*** Excerpted records ***

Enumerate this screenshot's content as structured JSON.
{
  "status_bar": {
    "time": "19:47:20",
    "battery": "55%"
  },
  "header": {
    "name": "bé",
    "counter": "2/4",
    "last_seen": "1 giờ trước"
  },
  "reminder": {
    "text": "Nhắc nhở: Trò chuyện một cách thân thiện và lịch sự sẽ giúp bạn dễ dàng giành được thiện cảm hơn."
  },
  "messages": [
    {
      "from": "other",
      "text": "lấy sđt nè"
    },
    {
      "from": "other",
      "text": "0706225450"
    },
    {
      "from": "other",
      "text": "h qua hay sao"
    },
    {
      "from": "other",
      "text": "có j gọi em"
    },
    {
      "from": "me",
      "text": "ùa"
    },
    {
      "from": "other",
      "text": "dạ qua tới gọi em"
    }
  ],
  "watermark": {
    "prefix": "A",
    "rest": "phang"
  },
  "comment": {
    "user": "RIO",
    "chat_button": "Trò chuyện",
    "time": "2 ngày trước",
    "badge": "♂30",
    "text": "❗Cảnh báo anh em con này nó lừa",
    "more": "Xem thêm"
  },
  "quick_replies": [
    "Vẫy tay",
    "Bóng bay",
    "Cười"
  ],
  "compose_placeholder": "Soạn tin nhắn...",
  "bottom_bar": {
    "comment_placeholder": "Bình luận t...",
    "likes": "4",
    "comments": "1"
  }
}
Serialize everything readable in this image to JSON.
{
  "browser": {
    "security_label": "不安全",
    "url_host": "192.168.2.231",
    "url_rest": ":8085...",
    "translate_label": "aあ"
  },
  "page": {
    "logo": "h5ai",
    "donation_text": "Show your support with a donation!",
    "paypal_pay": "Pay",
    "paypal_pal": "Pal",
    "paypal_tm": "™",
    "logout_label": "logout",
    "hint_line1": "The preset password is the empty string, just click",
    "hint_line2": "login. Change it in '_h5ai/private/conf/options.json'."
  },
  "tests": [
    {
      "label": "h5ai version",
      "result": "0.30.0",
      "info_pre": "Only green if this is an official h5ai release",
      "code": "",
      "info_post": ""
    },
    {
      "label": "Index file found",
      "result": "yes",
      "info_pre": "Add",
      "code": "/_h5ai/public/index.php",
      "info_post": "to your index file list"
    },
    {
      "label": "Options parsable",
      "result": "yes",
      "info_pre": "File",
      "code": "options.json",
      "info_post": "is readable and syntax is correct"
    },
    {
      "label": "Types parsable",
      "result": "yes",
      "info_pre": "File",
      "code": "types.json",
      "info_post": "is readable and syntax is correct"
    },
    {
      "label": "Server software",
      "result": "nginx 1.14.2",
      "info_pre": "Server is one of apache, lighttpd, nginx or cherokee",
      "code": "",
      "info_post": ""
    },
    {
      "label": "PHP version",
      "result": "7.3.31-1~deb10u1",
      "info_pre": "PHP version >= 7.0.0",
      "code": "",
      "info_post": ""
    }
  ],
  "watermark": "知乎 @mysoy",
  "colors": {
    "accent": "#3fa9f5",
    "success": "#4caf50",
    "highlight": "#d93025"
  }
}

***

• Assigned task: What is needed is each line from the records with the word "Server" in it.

• Response:
      "label": "Server software",
      "info_pre": "Server is one of apache, lighttpd, nginx or cherokee",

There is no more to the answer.